Racing 4 Vets Restoring 1966 Mustang to Honor Families of Fallen Soldiers

The non-profit brings awareness to soldiers injured in combat by providing motorsport career training and outreach to veterans.

Image from Racing 4 Vets

A 1966 Ford Mustang will have a second chance at life now that it has been given to Racing 4 Vets, a non-profit that helps disabled veterans reenter the workforce through adaptive motorsports, which can consist of race car driving or off-roading, for combat-injured U.S. military veterans. 

The Mustang was donated by a Florida father, Robert Mills, whose son was killed in Iraq in 2006. He and his son had worked on his vehicle before the deployment with hopes of finishing it upon his return. But he never came back. Mills said he lost interest in the car and couldn't bear to finish it alone. 

 

The 1966 Ford Mustang as it is now. Racing 4 Vets still needs to raise $70,000 in order to rebuild the car.  Photo from Racing 4 Vets.
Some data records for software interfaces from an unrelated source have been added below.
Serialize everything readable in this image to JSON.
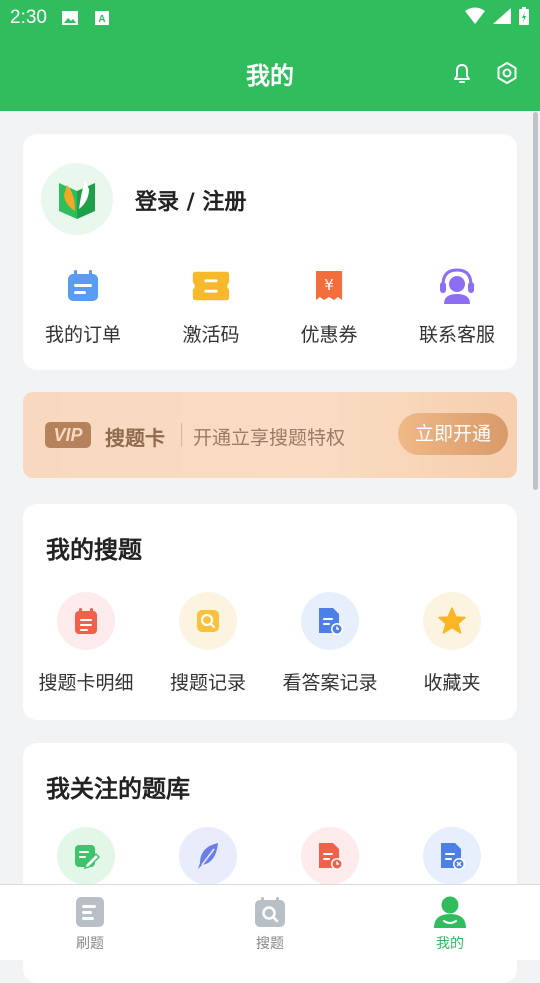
{
  "status": {
    "time": "2:30"
  },
  "header": {
    "title": "我的"
  },
  "profile": {
    "login_label": "登录 / 注册"
  },
  "quick_actions": [
    {
      "label": "我的订单",
      "icon": "calendar-icon"
    },
    {
      "label": "激活码",
      "icon": "ticket-icon"
    },
    {
      "label": "优惠券",
      "icon": "coupon-icon"
    },
    {
      "label": "联系客服",
      "icon": "headset-icon"
    }
  ],
  "vip": {
    "badge": "VIP",
    "name": "搜题卡",
    "desc": "开通立享搜题特权",
    "button": "立即开通"
  },
  "my_search": {
    "title": "我的搜题",
    "items": [
      {
        "label": "搜题卡明细",
        "icon": "card-detail-icon"
      },
      {
        "label": "搜题记录",
        "icon": "search-record-icon"
      },
      {
        "label": "看答案记录",
        "icon": "answer-record-icon"
      },
      {
        "label": "收藏夹",
        "icon": "star-icon"
      }
    ]
  },
  "followed": {
    "title": "我关注的题库",
    "items": [
      {
        "icon": "edit-doc-icon"
      },
      {
        "icon": "feather-icon"
      },
      {
        "icon": "clock-doc-icon"
      },
      {
        "icon": "remove-doc-icon"
      }
    ]
  },
  "tabs": [
    {
      "label": "刷题",
      "icon": "practice-icon"
    },
    {
      "label": "搜题",
      "icon": "search-tab-icon"
    },
    {
      "label": "我的",
      "icon": "profile-icon"
    }
  ],
  "colors": {
    "brand": "#2fbd5d",
    "vip_gold": "#b5825c"
  }
}
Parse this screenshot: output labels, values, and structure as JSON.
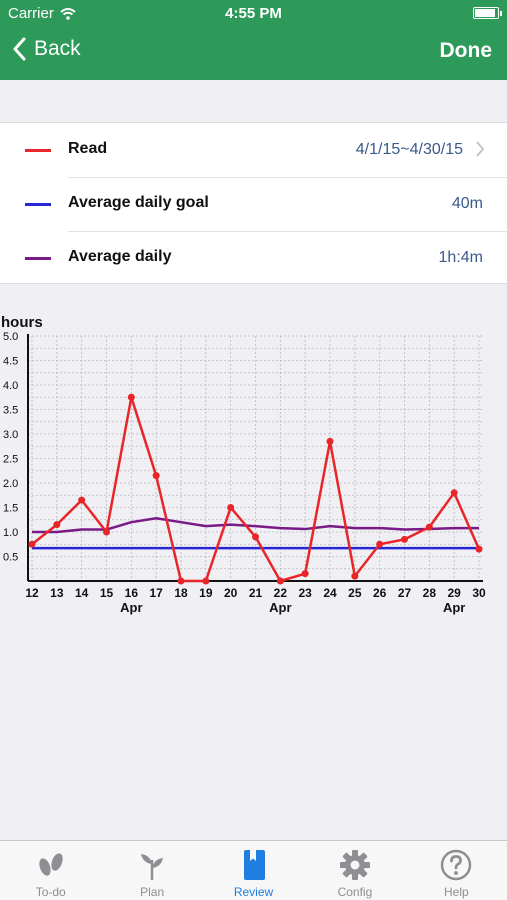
{
  "status_bar": {
    "carrier": "Carrier",
    "time": "4:55 PM",
    "battery_level": 0.95
  },
  "nav": {
    "back_label": "Back",
    "done_label": "Done"
  },
  "legend": [
    {
      "label": "Read",
      "value": "4/1/15~4/30/15",
      "color": "#e8262a"
    },
    {
      "label": "Average daily goal",
      "value": "40m",
      "color": "#2727d8"
    },
    {
      "label": "Average daily",
      "value": "1h:4m",
      "color": "#7a1a86"
    }
  ],
  "chart_data": {
    "type": "line",
    "ylabel": "hours",
    "ylim": [
      0,
      5.0
    ],
    "y_ticks": [
      "0.5",
      "1.0",
      "1.5",
      "2.0",
      "2.5",
      "3.0",
      "3.5",
      "4.0",
      "4.5",
      "5.0"
    ],
    "x": [
      "12",
      "13",
      "14",
      "15",
      "16",
      "17",
      "18",
      "19",
      "20",
      "21",
      "22",
      "23",
      "24",
      "25",
      "26",
      "27",
      "28",
      "29",
      "30"
    ],
    "month_labels": [
      {
        "at": "16",
        "label": "Apr"
      },
      {
        "at": "22",
        "label": "Apr"
      },
      {
        "at": "29",
        "label": "Apr"
      }
    ],
    "grid": true,
    "series": [
      {
        "name": "Read",
        "color": "#e8262a",
        "markers": true,
        "values": [
          0.75,
          1.15,
          1.65,
          1.0,
          3.75,
          2.15,
          0.0,
          0.0,
          1.5,
          0.9,
          0.0,
          0.15,
          2.85,
          0.1,
          0.75,
          0.85,
          1.1,
          1.8,
          0.65
        ]
      },
      {
        "name": "Average daily goal",
        "color": "#2727d8",
        "markers": false,
        "values": [
          0.67,
          0.67,
          0.67,
          0.67,
          0.67,
          0.67,
          0.67,
          0.67,
          0.67,
          0.67,
          0.67,
          0.67,
          0.67,
          0.67,
          0.67,
          0.67,
          0.67,
          0.67,
          0.67
        ]
      },
      {
        "name": "Average daily",
        "color": "#7a1a86",
        "markers": false,
        "values": [
          1.0,
          1.0,
          1.05,
          1.05,
          1.2,
          1.28,
          1.2,
          1.12,
          1.15,
          1.12,
          1.08,
          1.06,
          1.12,
          1.08,
          1.08,
          1.05,
          1.06,
          1.08,
          1.08
        ]
      }
    ]
  },
  "tabs": [
    {
      "label": "To-do",
      "icon": "footprints-icon",
      "active": false
    },
    {
      "label": "Plan",
      "icon": "sprout-icon",
      "active": false
    },
    {
      "label": "Review",
      "icon": "book-icon",
      "active": true
    },
    {
      "label": "Config",
      "icon": "gear-icon",
      "active": false
    },
    {
      "label": "Help",
      "icon": "help-circle-icon",
      "active": false
    }
  ]
}
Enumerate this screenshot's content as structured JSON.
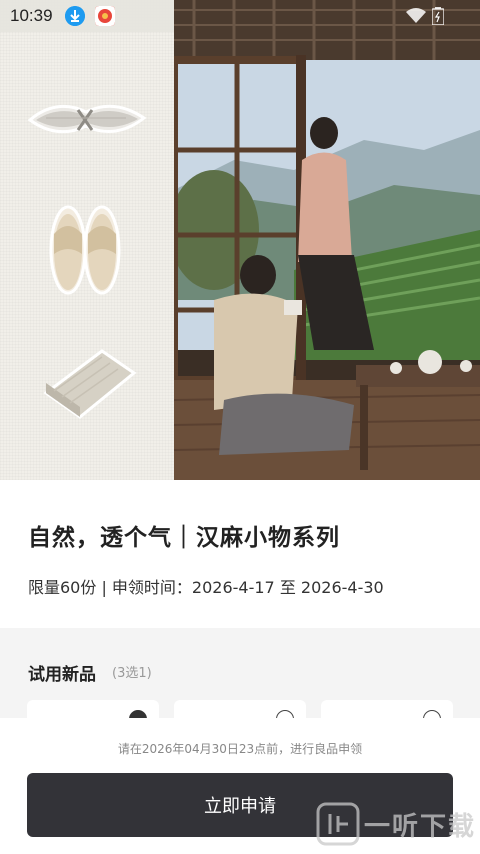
{
  "status_bar": {
    "time": "10:39",
    "icons": [
      "download-icon",
      "app-notification-icon",
      "wifi-icon",
      "battery-icon"
    ]
  },
  "hero": {
    "products": [
      "scarf-icon",
      "slippers-icon",
      "towel-icon"
    ],
    "scene": "photo-two-people-tea-room"
  },
  "product": {
    "title": "自然，透个气｜汉麻小物系列",
    "meta": "限量60份 | 申领时间：2026-4-17 至 2026-4-30"
  },
  "trial": {
    "title": "试用新品",
    "subtitle": "(3选1)",
    "options_selected": [
      true,
      false,
      false
    ]
  },
  "footer": {
    "deadline": "请在2026年04月30日23点前，进行良品申领",
    "apply_label": "立即申请"
  },
  "watermark": {
    "text": "一听下载"
  },
  "colors": {
    "button_bg": "#333338",
    "section_bg": "#f4f4f4",
    "accent_blue": "#1e9bf0"
  }
}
His friend and Racing 4 Vets volunteer, Dean Coleman, told him about the organization, which is now building the Mustang from the ground up. Volunteers plan to replace the engine, drivetrain, wheels, breaks, transmission and want to install a four-link suspension, rear seats, a 9-inch rear axel, hand controls, and a new transmission. 

The body of the car will also be redone in the hopes of turning the Mustang into an 800-horsepower race car that will travel to Veterans Day parades, Mustang week in North Carolina, a Performance Racing Industry trade show in Indiana, and a multitude of other veteran-related events such as air shows and grand openings. 

The organization still needs to raise $70,000 dollars to complete the car. The president of Racing 4 Vets, John Vann, told the Drive that he expects the car will be ready by 2019. Then the car will work as a reminder of the sacrifice Gold Star families have made. 

“Even some military members don’t know what a Gold Star mother is,” said Racing 4 Vets President, John Vann, to The Drive.

The name Gold Star Family comes from the Gold Star lapel buttons the U.S. Department of Defense issues to the immediate family of a fallen member of the military. According to Vann, their loss is not fully appreciated. People are excited to barbecue on Memorial Day but not to reflect on those that lost their lives in service.

The Mustang will not be traveling alone though, the volunteers who help remake the car will accompany it, which according to Vann, will help with the nonprofit’s mission of reintegrating disabled veterans into society.

 “They can highlight their ability and not their disability,” said Vann.